Could simple economics or plain soft skills have helped it smooth out the kerfuffle?Avoidable disaster. Photo: Reuters
If the airlines has to move four of its crew members to operate another one of its aircraft, it would cost the airline about US $2,00,000 in gross revenue (assuming a minimum of three take-offs and landings; an average eight-hour flying shift; each ticket priced at US $353, as was the case in this instance. Though average ticket prices are US $160).
As per FAA guidelines, passengers can be compensated upto US $1,350 at most (or four times the average ticket price). So, for US $5,000, it should have been able to buy out four seats from its four regular booked passengers and ferry its crew of four on its own aircraft — at minimal opportunity cost. It could also have booked them on an alternate flight or charter a small flight for US $10,000!
All economic choices. But neither is it as efficient as using their own capacity nor a long-term solution.
So what is a good way to solve this?
A reverse Dutch auction,where the airline ups the cash payout they are willing to pay to offload a passenger, till the passenger bites. But they are probably restricted by the airline regulator FAA in doing so. And it is potentially open to misuse as people try to game the system by maximising their compensation.
Generally, the use of price to equilibrate demand and supply is a good tool. But where surge in demand is uncertain, and capacity fixed. The short term price that balances supply-demand is often harsh. Uber surge pricing at its peak is a case in point.
Also, another problem with using cash to buy people out of their legitimate seats is that it encourages upfront queuing and that involves negative externalities for passengers as a whole.
These are, therefore, some anomalies with unintended consequences.
In India, 15,000 passengers were offloaded (mainly on account of overbooking) in 2016 — they make up about 0.015 per cent of all passengers who travelled last year (99 million), well below the global average. However, it seems they were all handled well.
How did they manage?
By persuasion, grace and courtesy one would imagine, because pure, direct cash compensation is not an option here!

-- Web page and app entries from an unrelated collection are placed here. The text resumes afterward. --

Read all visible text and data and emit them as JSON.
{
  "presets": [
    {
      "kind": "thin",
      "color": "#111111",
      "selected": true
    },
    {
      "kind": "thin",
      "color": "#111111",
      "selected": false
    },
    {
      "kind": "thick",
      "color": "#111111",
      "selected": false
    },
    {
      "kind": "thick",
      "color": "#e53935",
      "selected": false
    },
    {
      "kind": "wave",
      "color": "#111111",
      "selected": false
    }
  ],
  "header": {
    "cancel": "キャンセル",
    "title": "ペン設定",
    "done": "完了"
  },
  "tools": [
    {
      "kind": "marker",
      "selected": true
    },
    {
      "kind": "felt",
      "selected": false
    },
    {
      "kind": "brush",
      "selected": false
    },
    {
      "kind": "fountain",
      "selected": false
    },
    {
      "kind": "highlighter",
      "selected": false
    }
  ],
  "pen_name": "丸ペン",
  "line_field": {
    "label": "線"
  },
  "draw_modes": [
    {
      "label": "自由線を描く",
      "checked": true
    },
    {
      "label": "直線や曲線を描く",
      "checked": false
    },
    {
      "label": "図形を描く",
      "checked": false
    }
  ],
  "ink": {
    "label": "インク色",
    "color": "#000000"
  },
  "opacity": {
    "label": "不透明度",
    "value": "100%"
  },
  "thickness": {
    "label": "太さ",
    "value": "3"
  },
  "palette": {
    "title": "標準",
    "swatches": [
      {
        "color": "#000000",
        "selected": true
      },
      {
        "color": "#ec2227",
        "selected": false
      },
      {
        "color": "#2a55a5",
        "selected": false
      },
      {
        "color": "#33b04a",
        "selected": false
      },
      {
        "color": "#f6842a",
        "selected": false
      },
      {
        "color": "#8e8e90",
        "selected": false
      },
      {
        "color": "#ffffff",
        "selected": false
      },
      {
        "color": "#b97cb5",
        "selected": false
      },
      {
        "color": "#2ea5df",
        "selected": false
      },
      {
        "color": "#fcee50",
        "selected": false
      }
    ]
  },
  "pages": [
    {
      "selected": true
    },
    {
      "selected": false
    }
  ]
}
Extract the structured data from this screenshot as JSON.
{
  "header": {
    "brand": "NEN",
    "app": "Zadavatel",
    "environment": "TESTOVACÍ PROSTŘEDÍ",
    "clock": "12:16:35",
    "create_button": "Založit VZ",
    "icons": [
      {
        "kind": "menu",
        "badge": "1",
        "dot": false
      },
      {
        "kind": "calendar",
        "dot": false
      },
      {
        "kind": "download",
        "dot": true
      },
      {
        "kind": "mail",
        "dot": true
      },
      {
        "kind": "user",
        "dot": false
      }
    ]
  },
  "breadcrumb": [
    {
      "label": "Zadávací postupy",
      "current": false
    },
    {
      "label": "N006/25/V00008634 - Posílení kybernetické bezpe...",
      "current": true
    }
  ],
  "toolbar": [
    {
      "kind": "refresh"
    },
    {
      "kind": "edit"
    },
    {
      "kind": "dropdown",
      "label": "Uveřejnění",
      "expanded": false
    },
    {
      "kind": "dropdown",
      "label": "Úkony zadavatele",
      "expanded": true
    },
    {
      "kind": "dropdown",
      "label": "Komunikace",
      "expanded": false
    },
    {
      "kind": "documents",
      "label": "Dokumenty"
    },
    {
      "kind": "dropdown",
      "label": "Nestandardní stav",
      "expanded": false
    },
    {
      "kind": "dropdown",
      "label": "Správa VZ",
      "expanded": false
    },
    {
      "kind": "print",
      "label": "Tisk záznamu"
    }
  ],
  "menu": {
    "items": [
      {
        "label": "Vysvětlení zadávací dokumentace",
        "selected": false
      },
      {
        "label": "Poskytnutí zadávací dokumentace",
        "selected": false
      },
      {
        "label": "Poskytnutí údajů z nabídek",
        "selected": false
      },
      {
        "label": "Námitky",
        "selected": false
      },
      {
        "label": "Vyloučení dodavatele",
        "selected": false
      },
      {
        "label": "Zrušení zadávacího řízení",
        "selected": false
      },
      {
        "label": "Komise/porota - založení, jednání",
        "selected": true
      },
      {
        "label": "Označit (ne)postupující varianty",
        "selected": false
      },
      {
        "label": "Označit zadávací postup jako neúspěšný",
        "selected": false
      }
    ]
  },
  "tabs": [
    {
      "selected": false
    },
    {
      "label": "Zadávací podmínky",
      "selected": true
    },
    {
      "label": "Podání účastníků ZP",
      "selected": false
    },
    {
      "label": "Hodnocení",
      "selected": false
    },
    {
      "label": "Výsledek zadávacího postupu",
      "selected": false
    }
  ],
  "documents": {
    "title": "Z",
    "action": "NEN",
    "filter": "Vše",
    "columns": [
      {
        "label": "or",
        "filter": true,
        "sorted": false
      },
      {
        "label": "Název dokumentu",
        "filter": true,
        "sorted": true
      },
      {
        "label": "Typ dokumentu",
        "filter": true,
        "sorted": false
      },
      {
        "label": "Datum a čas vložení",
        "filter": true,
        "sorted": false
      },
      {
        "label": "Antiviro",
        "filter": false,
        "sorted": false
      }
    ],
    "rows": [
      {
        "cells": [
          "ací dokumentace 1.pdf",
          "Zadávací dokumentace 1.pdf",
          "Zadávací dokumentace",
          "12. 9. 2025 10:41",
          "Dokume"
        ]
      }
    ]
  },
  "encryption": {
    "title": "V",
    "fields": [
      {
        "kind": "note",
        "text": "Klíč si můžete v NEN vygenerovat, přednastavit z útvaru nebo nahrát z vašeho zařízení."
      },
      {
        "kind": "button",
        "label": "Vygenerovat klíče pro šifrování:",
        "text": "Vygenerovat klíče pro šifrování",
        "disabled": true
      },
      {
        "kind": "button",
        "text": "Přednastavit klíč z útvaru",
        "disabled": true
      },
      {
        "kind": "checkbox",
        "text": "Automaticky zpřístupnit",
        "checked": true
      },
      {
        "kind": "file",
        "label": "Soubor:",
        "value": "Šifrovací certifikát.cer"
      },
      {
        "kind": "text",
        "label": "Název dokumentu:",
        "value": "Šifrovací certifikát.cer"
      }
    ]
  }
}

And probably by not having to shell out too much for providing alternate arrangements to smooth matters over.
A good system by all accounts — below the radar at all times.
But what is the basis for this? Rules from the USA!
Prior to the Airline De-regulation Act in 1978, US airlines were regulated by the Civil Aeronautics Board (CAB). Airline services were considered a "public convenience and necessity”, much like a utility, and the CAB worked to ensure the accomplishment of a simple goal: to keep prices reasonable and customer service good.
Something the American airline industry must revisit now.